TASK GOAL >> Below are the records; count the lines in which "title" occurs and report only that number.
━━━━━ EXERCISE DATA
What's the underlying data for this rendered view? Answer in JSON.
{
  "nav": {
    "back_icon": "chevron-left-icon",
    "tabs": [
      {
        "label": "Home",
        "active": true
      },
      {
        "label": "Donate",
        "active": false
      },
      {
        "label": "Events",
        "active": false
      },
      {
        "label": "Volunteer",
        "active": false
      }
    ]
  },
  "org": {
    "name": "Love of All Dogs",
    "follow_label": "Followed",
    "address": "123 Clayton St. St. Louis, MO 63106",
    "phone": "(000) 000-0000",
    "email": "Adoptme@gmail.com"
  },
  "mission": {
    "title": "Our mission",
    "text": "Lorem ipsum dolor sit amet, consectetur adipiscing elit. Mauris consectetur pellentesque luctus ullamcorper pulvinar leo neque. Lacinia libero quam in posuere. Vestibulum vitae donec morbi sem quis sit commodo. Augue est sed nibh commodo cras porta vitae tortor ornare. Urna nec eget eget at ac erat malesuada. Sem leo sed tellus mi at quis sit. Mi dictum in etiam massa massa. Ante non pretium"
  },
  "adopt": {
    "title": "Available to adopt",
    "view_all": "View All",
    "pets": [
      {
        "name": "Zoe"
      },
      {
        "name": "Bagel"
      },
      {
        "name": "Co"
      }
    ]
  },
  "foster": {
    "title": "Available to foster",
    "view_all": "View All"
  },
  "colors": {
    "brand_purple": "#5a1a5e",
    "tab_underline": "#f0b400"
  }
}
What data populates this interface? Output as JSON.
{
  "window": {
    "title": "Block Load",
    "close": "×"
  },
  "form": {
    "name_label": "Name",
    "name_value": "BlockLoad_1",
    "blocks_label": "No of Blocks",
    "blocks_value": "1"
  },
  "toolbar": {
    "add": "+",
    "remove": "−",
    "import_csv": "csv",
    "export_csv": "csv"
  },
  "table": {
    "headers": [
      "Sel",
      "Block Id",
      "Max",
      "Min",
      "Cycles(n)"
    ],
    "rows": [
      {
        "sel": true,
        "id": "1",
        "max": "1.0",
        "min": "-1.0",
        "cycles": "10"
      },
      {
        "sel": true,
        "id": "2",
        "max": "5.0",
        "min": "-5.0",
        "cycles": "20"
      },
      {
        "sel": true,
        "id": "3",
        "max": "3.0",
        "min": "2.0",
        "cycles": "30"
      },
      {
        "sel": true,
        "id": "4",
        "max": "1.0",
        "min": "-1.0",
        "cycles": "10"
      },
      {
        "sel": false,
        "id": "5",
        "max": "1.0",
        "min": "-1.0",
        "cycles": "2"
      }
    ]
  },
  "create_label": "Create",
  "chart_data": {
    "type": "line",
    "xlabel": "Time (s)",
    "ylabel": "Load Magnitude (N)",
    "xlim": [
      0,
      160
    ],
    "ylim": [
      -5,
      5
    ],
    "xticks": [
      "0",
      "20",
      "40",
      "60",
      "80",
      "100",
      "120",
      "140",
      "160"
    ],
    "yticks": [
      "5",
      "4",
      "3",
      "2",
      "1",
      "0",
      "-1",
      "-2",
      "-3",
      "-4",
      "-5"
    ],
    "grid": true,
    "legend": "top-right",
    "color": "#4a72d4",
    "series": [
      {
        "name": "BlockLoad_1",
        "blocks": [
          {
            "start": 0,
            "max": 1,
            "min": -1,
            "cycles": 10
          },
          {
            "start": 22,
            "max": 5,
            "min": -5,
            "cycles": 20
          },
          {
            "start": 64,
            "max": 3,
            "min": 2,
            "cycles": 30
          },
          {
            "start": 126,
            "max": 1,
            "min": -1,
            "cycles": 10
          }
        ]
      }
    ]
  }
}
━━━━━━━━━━
OUTPUT >> 4